Task to complete
If a line in the entries below contains "heading", copy it.

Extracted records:

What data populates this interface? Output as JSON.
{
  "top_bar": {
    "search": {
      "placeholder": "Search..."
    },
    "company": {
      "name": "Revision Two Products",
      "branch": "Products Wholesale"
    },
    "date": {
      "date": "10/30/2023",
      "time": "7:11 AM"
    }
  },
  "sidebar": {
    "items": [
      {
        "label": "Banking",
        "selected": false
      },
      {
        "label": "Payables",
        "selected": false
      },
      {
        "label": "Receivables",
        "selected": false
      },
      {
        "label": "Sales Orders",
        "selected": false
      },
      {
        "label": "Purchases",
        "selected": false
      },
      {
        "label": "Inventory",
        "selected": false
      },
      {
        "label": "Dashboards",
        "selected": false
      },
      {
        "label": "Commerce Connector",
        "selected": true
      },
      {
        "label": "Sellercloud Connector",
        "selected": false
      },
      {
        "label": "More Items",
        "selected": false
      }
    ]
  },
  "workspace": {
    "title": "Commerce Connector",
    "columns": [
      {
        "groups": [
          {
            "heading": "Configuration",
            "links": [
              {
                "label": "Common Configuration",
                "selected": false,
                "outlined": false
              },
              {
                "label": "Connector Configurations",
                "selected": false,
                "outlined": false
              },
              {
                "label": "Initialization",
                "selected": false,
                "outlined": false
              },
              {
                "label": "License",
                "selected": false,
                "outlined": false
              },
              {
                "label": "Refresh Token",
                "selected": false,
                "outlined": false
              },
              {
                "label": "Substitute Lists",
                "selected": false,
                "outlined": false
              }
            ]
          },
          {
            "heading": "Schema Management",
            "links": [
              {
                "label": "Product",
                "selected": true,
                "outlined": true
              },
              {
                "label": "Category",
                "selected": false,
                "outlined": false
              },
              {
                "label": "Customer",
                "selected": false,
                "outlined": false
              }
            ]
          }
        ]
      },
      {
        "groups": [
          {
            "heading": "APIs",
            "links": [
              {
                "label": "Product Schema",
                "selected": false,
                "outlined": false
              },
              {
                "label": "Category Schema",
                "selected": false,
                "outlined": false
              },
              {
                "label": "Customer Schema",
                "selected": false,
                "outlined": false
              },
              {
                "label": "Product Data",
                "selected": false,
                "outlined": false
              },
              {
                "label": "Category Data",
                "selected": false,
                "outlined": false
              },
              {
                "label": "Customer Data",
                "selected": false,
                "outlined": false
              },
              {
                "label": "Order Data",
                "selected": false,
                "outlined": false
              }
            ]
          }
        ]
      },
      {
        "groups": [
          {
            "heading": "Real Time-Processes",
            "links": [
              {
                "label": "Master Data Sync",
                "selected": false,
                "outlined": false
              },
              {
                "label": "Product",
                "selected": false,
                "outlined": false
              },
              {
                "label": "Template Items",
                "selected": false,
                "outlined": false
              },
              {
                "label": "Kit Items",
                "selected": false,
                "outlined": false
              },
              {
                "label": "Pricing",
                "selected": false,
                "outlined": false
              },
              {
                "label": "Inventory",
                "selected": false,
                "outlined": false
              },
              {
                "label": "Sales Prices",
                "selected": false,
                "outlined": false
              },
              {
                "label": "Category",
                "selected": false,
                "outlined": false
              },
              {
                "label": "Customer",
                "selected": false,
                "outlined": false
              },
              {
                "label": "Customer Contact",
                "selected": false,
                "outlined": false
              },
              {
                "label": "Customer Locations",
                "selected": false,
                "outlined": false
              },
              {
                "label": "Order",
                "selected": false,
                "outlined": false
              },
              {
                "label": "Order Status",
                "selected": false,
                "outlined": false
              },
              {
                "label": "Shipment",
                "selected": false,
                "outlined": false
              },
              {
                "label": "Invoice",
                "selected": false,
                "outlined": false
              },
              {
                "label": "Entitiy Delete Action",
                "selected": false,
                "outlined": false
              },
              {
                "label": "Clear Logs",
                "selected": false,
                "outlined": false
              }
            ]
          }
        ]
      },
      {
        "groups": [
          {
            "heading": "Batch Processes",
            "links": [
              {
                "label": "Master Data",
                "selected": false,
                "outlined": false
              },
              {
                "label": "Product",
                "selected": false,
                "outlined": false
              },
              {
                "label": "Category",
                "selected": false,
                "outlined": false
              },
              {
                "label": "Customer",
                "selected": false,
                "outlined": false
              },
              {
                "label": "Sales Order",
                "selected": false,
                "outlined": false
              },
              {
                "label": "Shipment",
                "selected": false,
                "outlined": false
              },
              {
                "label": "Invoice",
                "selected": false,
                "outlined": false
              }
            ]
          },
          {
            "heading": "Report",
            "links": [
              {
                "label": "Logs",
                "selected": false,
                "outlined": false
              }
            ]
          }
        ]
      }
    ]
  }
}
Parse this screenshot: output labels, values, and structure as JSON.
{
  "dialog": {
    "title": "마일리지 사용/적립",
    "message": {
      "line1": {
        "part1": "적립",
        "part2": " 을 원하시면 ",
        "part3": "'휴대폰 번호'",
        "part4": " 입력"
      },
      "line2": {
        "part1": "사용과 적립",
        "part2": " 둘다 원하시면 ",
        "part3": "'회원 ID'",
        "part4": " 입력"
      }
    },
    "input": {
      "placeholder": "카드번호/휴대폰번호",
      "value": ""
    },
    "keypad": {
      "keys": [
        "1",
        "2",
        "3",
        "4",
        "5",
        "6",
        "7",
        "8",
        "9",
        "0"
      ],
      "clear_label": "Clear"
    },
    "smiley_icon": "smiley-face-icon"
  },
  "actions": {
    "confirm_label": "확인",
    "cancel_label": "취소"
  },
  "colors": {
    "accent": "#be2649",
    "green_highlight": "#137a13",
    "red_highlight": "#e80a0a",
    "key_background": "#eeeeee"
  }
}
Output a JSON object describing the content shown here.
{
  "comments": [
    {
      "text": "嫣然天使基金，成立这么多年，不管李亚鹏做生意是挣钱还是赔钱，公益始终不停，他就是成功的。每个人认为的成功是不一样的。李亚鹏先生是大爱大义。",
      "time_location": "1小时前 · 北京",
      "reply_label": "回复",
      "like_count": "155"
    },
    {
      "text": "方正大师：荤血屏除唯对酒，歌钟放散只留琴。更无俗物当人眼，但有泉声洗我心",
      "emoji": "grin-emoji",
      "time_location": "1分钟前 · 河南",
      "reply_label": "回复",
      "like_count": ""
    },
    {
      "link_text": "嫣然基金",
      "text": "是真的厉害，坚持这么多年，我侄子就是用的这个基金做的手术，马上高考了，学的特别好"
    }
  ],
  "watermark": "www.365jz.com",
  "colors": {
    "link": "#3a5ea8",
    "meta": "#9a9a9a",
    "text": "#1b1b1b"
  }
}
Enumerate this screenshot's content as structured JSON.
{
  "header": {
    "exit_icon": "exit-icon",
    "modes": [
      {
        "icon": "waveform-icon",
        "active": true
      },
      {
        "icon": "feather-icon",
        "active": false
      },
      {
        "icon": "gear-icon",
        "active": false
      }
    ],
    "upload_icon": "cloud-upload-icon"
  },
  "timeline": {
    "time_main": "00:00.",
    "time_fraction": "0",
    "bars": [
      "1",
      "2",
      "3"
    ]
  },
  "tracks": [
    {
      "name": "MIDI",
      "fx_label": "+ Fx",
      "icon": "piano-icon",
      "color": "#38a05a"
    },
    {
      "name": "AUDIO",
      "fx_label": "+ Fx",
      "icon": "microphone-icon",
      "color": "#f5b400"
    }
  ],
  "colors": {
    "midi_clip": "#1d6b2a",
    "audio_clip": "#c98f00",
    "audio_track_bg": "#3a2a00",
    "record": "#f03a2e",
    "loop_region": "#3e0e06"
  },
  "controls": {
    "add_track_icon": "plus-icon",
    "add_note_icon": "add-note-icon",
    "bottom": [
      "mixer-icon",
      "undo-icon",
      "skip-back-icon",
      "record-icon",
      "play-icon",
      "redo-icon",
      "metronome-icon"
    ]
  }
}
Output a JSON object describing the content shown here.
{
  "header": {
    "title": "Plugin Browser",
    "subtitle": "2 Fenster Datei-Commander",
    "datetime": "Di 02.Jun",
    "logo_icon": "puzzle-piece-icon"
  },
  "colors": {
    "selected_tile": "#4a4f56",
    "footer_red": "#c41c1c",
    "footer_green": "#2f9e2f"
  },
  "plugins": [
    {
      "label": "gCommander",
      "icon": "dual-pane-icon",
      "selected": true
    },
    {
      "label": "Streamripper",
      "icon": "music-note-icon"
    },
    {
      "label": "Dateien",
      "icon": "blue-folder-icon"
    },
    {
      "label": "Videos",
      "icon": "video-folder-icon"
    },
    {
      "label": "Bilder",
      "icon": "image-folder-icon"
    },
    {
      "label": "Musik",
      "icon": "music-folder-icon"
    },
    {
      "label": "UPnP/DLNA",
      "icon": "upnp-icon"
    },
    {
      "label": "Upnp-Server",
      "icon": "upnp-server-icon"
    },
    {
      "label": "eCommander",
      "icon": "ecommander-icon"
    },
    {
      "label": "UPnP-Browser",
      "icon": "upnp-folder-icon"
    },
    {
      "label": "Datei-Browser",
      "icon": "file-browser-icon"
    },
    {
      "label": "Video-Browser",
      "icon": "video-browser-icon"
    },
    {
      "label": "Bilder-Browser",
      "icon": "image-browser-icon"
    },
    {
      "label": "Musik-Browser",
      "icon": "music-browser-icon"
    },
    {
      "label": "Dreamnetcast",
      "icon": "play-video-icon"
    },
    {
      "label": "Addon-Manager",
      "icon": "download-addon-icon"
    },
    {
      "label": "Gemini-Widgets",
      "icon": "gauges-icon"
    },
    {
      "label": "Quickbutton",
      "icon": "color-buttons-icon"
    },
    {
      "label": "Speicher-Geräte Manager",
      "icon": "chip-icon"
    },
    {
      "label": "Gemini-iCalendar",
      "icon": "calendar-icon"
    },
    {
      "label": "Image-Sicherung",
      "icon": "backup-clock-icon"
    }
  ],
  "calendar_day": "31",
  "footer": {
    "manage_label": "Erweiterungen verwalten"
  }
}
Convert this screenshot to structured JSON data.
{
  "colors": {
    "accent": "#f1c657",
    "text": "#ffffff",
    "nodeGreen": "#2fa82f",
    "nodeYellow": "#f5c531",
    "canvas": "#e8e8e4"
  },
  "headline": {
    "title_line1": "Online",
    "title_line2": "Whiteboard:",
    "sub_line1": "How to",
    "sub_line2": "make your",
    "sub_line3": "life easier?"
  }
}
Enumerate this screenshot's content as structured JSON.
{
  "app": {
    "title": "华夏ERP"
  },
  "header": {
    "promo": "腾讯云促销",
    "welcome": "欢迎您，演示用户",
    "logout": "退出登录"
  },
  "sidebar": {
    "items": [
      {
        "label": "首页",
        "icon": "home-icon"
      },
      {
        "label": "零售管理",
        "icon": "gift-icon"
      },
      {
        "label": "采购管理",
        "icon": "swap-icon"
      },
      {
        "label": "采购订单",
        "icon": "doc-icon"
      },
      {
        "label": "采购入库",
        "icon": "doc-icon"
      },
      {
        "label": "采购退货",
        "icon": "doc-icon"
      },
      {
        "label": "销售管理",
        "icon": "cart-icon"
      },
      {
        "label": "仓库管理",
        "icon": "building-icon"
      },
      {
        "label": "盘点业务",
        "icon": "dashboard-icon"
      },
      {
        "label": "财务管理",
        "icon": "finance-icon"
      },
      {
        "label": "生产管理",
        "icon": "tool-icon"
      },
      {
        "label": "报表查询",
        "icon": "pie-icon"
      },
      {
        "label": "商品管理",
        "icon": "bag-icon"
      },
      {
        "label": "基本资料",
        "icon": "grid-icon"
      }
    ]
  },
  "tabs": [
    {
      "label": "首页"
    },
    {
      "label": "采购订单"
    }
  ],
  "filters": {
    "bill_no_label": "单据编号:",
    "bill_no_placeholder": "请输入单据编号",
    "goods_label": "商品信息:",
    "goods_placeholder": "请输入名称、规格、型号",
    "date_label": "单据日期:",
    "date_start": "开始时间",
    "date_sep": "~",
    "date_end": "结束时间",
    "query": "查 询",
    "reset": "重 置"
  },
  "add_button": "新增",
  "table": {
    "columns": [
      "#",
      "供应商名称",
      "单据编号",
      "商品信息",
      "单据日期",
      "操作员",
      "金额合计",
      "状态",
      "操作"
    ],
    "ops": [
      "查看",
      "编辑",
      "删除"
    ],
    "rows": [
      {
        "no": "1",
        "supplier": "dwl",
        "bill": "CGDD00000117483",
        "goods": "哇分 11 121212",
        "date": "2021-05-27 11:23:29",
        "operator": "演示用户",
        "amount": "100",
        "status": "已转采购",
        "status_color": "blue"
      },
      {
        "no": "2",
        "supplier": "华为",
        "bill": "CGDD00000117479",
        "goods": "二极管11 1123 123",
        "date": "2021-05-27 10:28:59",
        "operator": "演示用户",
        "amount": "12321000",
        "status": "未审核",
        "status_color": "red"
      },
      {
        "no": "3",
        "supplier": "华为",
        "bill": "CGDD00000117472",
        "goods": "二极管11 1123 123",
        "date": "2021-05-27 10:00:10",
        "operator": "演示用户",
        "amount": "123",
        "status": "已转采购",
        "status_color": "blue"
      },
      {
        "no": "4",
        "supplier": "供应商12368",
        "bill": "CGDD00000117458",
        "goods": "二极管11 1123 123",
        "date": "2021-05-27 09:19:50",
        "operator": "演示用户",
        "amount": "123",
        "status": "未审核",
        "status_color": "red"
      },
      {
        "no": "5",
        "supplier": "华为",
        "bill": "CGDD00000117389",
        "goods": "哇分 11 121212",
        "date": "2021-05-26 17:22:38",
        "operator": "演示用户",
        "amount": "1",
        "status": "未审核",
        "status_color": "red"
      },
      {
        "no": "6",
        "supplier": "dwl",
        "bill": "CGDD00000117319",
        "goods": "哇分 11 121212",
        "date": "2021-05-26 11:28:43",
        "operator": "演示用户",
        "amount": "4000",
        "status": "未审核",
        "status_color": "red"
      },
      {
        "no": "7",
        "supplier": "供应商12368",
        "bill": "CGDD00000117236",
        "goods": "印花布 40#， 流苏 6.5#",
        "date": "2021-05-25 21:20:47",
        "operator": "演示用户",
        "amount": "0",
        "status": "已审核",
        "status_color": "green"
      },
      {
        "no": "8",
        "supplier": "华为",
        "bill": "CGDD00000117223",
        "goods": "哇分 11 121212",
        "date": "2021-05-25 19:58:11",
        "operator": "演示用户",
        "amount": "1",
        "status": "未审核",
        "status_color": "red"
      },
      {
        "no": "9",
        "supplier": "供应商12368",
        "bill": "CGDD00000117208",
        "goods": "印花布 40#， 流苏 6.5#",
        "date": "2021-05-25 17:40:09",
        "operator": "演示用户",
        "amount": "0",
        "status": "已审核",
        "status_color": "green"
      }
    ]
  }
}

Answer area
            "heading": "Configuration",
            "heading": "Schema Management",
            "heading": "APIs",
            "heading": "Real Time-Processes",
            "heading": "Batch Processes",
            "heading": "Report",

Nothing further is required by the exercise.